I’m pretty sure third grade is when Barbie dolls were all the rage. I may have even had one stuck in the middle of my cake at my roller skating rink birthday party. Most of my gifts were dolls and rarely did any of them look like me. Did I care? Nope.
I played with the dolls until their limbs fell off, and sometimes even long after. I brushed their hair and styled them in the bathtub. I didn’t realize it at the time but a lot of those toys, along with the people I was surrounded by at school, influenced the way I saw myself.
My curly hair seemed unruly and messy compared to the slick shiny hair of my dolls. My eyes seemed so dark and boring. The “pretty dolls” I was gifted looked nothing like me. Therefore, was I not pretty?

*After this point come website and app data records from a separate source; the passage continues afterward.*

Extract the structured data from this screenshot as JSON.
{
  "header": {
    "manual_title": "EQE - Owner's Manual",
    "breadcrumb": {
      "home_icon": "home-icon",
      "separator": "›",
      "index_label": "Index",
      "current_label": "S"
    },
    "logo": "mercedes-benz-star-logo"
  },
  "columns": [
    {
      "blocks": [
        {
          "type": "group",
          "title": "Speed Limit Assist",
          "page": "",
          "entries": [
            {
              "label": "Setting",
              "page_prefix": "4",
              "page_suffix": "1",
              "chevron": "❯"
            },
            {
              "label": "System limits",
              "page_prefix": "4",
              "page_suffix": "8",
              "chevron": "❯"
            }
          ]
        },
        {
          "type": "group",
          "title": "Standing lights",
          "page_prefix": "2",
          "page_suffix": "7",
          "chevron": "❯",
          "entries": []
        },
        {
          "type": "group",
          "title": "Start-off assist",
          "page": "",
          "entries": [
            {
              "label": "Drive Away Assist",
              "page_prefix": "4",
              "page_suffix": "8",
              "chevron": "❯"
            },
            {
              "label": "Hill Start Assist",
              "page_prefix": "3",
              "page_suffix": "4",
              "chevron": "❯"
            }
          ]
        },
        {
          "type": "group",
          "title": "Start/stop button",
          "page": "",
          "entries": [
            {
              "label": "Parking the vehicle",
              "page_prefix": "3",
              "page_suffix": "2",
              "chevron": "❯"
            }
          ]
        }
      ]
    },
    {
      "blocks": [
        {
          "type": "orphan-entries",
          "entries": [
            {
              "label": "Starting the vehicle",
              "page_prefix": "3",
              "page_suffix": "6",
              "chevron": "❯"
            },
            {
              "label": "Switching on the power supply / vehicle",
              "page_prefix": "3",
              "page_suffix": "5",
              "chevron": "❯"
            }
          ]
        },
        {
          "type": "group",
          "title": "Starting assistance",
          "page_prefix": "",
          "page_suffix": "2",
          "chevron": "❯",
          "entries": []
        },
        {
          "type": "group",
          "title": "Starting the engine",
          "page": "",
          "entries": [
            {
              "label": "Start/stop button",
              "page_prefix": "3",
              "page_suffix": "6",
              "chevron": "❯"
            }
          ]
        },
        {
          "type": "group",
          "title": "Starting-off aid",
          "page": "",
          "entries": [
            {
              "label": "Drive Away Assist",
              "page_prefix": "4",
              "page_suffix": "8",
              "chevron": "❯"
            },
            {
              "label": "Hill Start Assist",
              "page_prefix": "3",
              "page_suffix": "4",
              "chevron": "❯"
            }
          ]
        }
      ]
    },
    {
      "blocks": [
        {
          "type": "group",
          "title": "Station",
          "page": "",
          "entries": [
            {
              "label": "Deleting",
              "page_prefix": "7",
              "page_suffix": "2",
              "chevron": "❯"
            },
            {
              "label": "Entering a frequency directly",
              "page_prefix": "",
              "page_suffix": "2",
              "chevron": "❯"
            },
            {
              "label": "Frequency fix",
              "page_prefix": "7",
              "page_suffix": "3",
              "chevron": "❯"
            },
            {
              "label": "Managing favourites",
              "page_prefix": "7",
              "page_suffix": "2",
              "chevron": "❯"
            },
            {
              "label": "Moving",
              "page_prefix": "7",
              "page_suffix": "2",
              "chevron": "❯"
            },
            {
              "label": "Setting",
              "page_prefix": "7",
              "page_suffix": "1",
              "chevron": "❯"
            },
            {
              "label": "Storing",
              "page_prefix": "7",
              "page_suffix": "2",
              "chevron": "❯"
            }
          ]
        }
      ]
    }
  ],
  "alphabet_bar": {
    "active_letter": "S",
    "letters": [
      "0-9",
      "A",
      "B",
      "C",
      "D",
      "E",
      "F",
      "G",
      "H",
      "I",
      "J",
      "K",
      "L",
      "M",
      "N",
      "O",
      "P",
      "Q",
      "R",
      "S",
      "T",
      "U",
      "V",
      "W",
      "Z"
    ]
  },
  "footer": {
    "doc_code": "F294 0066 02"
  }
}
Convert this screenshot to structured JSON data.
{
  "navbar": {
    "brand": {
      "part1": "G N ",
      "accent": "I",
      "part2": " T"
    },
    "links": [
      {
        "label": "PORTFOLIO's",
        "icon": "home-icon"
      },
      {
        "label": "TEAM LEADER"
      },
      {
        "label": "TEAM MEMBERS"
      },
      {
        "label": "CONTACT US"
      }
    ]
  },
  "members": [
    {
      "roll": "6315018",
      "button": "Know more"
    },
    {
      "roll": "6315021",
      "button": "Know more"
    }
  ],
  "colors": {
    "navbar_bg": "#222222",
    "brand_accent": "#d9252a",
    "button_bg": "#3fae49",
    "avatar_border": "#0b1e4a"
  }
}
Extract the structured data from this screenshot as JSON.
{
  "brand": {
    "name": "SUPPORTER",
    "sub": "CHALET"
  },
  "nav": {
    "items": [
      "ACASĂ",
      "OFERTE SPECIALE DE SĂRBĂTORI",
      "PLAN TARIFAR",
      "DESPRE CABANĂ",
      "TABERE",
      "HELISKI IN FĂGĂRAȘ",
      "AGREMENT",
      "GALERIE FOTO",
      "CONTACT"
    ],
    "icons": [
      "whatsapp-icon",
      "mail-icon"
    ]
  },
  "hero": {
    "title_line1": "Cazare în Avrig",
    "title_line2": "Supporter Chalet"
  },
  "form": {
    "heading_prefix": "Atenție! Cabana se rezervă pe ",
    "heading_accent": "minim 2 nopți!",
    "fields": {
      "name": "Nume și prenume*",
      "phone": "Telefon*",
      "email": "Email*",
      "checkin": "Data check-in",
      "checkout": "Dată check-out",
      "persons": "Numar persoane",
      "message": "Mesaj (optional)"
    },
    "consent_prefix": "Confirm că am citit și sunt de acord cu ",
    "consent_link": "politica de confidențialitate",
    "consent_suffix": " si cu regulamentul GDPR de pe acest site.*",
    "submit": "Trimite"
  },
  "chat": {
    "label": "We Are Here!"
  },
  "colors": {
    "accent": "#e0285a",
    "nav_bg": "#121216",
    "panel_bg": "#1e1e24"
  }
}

While I didn’t take it to that literal equation (though self-conscious, I was always a pretty confident child) I altered the way I looked to match beauty standards. I straightened my hair, and even wore contacts–not to see better, but to change the color of my eyes.
As an adult, connecting all the dots, and becoming a mother to a little girl, I knew right off the bat we were going to do things differently. She’d see herself represented in books, movies and toys in ways I never did. I’ve made this a priority.
I applaud companies that also recognize the need for more diverse toys. Apple Park has long been a brand promising products that are safe for children, better for the environment and always beautifully green. But beyond creating soft baby clothes, and toys made from organic materials, they’re also aware of the importance of creating more toys that represent a wider rainbow of children.
Their newest Best Friend’s doll named Mia has a dark skin tone, braidable pigtails and to my daughter’s delight–a removable dress.
Apple Park sent us one of their new dolls and Lil’ J was so excited to open hers, and a matching one she insists is for her baby sister. I explained how this was a new doll, and their first that looked like her, to which she interpreted to mean it’s a special doll made in her image. I haven’t had the heart to tell her otherwise yet. But I do love watching her embrace dolls, toys and characters who look more like her than most toys I played with as a little girl.
In the 1940s, a study looking into the effects of segregation by psychologists Kenneth and Mamie Clark found that black children not only overwhelmingly preferred white dolls, but they also had negative perceptions of black dolls. I saw these dolls in the National Civil Rights Museum in Memphis, TN. It broke my heart reading how children didn’t want to play with the dolls with darker skin. The “doll test” was cited in the 1954 Supreme Court caseBrown vs. Board of Education, which led to desegregation.
It’s important for every child to see themselves in a positive light, and to see the beauty in diversity in the world. That begins with the toys they play with and the books that they read. I’ve seen the difference it’s made in my daughter’s life and it gives me hope that we’ve come a long way and that things will continue to get better.
Our little girl on the way also has a super soft and snuggly first baby doll ready for her and I hope it’s a gift she cherishes a long time.
CLOSED– Winner: Entrant #12 Heather
What a week you guys. Not one, but two giveaways for you! First off, Apple Park has a slew of adorable baby and children’s toys and items from books and blankets to dolls and backpacks. Use my code JB20 to get 20% off your Apple Park purchase from May 22nd until May 31st.
Now for the giveaway. One reader will win an Apple Park Prize pack filled with the sweetest goodies. This prize pack has a retail value of $150 and will include these items or items of a similar value:
- Best Friends Mia Doll
- First Baby Doll Cream
- Little Plush Bunny Cocoa
- Backpack/Lunchpack/Snackpack of choice
To enter just leave a comment with letting me know what item you love on their website. Giveaway closes next Thursday night May 31st at 11:59pm.
Big thanks to Apple Park for being today’s blog sponsor.